September 23rd, 2013
Editor’s note: A full list of coauthors and their affiliated institutions appears at the end of this post.
The work to prevent central line-associated bloodstream infections in intensive care units is one of few national efforts to use empiric data to document a decrease in patient harm across the United States. A notable contributor was the On the CUSP: Stop BSI national initiative, which built upon the work at the Johns Hopkins Hospital and in the state of Michigan. This initiative spread to 1100 hospitals in 44 states, the District of Columbia, and Puerto Rico. The rate of an infection fell to 1 infection per 1000 line-days in the majority of hospitals, a rate deemed impossible just a few years ago.
In this post, we summarize the fractal infrastructure and overall results of the initiative, explore lessons, and offer policy recommendations for other national efforts to reduce preventable patient harm.

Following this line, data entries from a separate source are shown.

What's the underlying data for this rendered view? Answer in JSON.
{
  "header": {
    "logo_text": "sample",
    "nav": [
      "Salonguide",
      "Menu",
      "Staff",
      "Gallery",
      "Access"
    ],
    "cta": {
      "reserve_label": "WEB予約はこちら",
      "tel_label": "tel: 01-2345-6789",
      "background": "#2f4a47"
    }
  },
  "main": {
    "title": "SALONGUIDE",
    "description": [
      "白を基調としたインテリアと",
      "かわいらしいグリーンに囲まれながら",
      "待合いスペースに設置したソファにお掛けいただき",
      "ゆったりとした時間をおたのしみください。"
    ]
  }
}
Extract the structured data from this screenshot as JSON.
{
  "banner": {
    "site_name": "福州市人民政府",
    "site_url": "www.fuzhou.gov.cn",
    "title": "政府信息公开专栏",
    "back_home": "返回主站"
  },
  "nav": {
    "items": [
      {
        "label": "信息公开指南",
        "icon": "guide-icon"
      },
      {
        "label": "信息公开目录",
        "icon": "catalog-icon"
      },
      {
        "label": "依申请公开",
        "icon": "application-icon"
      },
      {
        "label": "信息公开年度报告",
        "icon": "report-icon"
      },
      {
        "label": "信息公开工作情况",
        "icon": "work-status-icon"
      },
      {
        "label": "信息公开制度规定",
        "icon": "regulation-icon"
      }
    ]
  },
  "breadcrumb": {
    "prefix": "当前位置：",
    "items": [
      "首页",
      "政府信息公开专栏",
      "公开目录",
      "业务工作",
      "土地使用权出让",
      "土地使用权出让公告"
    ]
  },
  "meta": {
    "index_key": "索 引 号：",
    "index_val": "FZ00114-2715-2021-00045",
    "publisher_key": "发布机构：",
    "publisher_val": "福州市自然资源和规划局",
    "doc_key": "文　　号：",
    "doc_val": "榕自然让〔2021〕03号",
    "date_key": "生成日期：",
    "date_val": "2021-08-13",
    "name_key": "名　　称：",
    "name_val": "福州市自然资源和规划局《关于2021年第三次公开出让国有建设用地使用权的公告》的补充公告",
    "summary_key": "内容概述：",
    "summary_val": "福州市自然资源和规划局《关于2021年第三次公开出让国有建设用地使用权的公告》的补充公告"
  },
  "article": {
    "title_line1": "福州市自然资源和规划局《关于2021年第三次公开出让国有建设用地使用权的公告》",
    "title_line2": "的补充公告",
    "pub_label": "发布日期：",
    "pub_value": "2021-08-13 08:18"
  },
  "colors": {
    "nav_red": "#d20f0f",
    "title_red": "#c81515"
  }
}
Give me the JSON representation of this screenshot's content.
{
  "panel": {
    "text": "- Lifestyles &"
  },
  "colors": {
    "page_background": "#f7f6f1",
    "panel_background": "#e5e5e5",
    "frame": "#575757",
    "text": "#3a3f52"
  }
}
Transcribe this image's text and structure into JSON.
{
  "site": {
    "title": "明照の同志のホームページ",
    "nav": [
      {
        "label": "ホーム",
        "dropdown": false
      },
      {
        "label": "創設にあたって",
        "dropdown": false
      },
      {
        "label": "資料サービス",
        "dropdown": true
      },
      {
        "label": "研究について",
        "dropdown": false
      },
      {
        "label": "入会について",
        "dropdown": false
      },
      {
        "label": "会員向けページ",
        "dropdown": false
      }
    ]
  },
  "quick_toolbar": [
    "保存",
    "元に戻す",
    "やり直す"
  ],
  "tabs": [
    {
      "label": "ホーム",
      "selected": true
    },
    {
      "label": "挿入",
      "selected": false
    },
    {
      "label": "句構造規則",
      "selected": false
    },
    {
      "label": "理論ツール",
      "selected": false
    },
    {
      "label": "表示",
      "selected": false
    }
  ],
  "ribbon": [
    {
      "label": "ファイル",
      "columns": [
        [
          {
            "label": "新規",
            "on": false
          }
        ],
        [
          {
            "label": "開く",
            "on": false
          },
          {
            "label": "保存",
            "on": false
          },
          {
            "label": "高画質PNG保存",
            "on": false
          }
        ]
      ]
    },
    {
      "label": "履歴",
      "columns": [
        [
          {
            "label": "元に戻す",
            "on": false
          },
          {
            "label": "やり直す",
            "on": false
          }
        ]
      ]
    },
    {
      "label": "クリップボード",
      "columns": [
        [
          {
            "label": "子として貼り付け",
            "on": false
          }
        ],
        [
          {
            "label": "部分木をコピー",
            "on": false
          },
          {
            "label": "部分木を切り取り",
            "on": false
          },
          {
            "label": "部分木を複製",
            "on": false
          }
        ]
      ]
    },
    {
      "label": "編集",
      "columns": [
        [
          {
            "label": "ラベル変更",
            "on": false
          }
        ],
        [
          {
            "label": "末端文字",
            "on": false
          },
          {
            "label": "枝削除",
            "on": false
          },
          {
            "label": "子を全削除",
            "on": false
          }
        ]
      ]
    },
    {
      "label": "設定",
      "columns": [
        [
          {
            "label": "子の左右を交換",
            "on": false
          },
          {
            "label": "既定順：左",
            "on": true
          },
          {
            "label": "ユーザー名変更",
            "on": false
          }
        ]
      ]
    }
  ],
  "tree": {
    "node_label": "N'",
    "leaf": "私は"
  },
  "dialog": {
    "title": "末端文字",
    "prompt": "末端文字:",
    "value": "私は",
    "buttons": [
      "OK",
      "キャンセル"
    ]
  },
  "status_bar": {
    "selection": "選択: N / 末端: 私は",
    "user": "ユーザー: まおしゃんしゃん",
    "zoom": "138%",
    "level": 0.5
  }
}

Many efforts contributed to the national decline of central line-associated bloodstream infections (CLABSI) in intensive care units (ICU). (See here, here, here, here, here, and here.) Instrumental in these efforts were the Centers for Disease Control and Prevention’s (CDC) guidelines and infection control strategies, and hospital epidemiology and infection control. This impressive change offers an example of how the collaborative efforts of many, which were informed by evidence, research and valid measurement, can achieve widespread reduction in preventable harm.Read the rest of this entry »